Last June, Illinois law officially changed to allow same-sex couples to enter into full marriages. While this was a momentous occasion for many, it also opened up same-sex couples to the possibility of having to deal with a formal legal divorce down the road. Although the divorce laws apply to same-sex marriages the same way that they do to heterosexual marriages, there are a variety of practical differences that certain same-sex couples should consider. One of these issues comes up in the context of property division. Many same-sex couples cohabited in long-term, committed relationships that were not legally recognized marriages prior to the enactment of the new law. Those preexisting relationships can make distinguishing marital property from non-marital property more difficult.
Property Division Rules in General
In broad strokes, Illinois' property division rule is that the courts divide marital property equitably, and leave non-marital property untouched. However, that requires courts to determine what pieces of property qualify as marital versus non-marital. Marital property is almost anything that a spouse acquires during the marriage. The exceptions to this are things like gifts to one spouse or inheritances that a spouse receives.
Importantly, that means that property that the spouses owned separately and brought into the marriage would count as non-marital property. However, that rule also contains an exception in the form of the transmutation doctrine. The transmutation doctrine is the legal way in which something that was non-marital property turns into marital property over time. This usually occurs when the spouses collectively invest marital property in something that was non-marital, such as using marital funds to pay the mortgage for a house that one spouse owns, or if the other spouse spends time and effort improving the property.
Unique Issues in Same-Sex Divorces
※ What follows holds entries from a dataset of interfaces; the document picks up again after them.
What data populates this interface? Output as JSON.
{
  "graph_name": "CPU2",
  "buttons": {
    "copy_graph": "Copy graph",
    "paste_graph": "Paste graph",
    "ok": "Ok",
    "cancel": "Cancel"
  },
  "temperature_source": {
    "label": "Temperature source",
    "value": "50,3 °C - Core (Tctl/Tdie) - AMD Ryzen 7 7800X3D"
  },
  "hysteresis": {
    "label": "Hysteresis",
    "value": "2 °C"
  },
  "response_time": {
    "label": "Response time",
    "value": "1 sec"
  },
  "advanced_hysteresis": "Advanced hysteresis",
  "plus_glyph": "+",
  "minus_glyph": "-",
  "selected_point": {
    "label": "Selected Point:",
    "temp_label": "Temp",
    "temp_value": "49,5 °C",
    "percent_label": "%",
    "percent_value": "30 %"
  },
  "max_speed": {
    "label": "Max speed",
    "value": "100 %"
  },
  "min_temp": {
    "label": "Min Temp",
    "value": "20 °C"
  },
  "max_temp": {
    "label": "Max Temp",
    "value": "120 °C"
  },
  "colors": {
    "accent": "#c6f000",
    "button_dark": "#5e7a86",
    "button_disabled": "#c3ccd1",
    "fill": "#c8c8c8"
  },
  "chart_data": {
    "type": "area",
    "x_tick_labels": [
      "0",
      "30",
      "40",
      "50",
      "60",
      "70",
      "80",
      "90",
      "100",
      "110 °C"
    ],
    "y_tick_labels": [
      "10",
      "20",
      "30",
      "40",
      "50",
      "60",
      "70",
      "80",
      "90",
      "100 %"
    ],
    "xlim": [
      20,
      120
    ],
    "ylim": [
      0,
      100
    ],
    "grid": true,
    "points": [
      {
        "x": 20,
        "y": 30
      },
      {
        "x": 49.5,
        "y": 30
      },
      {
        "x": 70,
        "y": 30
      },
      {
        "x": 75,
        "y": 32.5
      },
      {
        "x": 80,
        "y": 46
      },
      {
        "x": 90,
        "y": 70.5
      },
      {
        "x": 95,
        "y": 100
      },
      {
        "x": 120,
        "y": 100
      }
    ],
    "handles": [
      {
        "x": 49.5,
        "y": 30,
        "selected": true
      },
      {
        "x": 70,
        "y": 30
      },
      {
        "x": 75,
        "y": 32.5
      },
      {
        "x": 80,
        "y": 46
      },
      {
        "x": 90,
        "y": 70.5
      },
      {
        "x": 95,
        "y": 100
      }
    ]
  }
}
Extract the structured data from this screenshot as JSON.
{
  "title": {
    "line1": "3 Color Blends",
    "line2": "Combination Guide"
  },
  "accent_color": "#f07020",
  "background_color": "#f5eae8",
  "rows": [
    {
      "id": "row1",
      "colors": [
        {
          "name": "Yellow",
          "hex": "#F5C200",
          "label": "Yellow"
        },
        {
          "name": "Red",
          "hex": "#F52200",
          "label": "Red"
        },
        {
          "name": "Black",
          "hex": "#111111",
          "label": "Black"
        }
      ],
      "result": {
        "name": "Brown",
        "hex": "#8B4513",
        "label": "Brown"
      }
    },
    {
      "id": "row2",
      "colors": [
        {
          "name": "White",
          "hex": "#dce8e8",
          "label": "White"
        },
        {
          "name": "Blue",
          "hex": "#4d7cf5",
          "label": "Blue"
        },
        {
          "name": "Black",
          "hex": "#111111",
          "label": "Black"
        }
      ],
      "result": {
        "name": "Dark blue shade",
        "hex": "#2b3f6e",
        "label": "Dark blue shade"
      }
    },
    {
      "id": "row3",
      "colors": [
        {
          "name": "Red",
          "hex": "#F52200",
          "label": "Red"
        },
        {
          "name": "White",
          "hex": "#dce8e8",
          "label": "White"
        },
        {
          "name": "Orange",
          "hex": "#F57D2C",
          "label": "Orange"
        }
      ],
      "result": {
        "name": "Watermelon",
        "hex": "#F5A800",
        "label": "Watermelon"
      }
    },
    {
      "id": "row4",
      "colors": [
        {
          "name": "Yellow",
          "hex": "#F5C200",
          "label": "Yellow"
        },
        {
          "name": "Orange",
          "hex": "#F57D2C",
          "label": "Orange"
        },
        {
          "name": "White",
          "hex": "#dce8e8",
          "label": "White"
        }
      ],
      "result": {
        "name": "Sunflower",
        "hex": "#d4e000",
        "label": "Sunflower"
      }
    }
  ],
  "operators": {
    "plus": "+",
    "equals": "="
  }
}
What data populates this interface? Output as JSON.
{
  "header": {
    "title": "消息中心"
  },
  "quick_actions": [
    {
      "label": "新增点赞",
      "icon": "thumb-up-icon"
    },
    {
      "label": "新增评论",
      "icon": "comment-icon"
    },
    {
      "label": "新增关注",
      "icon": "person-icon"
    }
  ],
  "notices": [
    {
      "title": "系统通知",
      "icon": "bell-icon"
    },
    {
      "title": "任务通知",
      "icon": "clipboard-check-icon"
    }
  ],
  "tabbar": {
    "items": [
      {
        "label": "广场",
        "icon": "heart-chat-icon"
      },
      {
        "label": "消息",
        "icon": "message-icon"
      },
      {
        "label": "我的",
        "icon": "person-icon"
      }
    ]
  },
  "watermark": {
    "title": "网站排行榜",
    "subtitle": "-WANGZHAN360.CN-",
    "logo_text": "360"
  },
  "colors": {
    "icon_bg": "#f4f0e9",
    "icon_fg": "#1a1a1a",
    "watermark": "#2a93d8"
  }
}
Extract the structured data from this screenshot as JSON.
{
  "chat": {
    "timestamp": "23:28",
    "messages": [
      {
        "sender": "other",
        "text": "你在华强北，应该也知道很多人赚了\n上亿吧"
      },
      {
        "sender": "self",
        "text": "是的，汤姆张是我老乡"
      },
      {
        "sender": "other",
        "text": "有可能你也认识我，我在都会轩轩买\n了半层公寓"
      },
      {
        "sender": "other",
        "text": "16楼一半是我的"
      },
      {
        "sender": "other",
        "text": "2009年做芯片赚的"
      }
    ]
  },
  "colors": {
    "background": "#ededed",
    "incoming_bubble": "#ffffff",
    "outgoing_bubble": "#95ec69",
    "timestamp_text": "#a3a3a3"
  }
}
Same-sex divorces may involve extra difficulties in property division because the couple may have previously cohabited for a long period without the legal protection of marriage. In these cases, courts will have to separate out non-marital property that the couple purchased while they were cohabiting. The law in Illinois does not provide special property protections for non-married, cohabiting couples. However, some property that the couple acquired during the period of cohabitation may have transmuted at some point during the couple's marriage.
Another unique property division issue centers on what happens if the couple who is now married had previously entered into a civil union. The easiest solution to this problem is to be proactive and take advantage of a grace period offered by the new marriage law. That grace period gives couples until this June to convert their civil union into a marriage. If they choose to do so, then they can also make their marriage retroactive, starting on the date of the civil union.
Same-sex marriage and divorce are recent legal changes in Illinois and much of the law surrounding them is still developing. If you have questions or are considering a divorce, contact a skilled DuPage County divorce attorney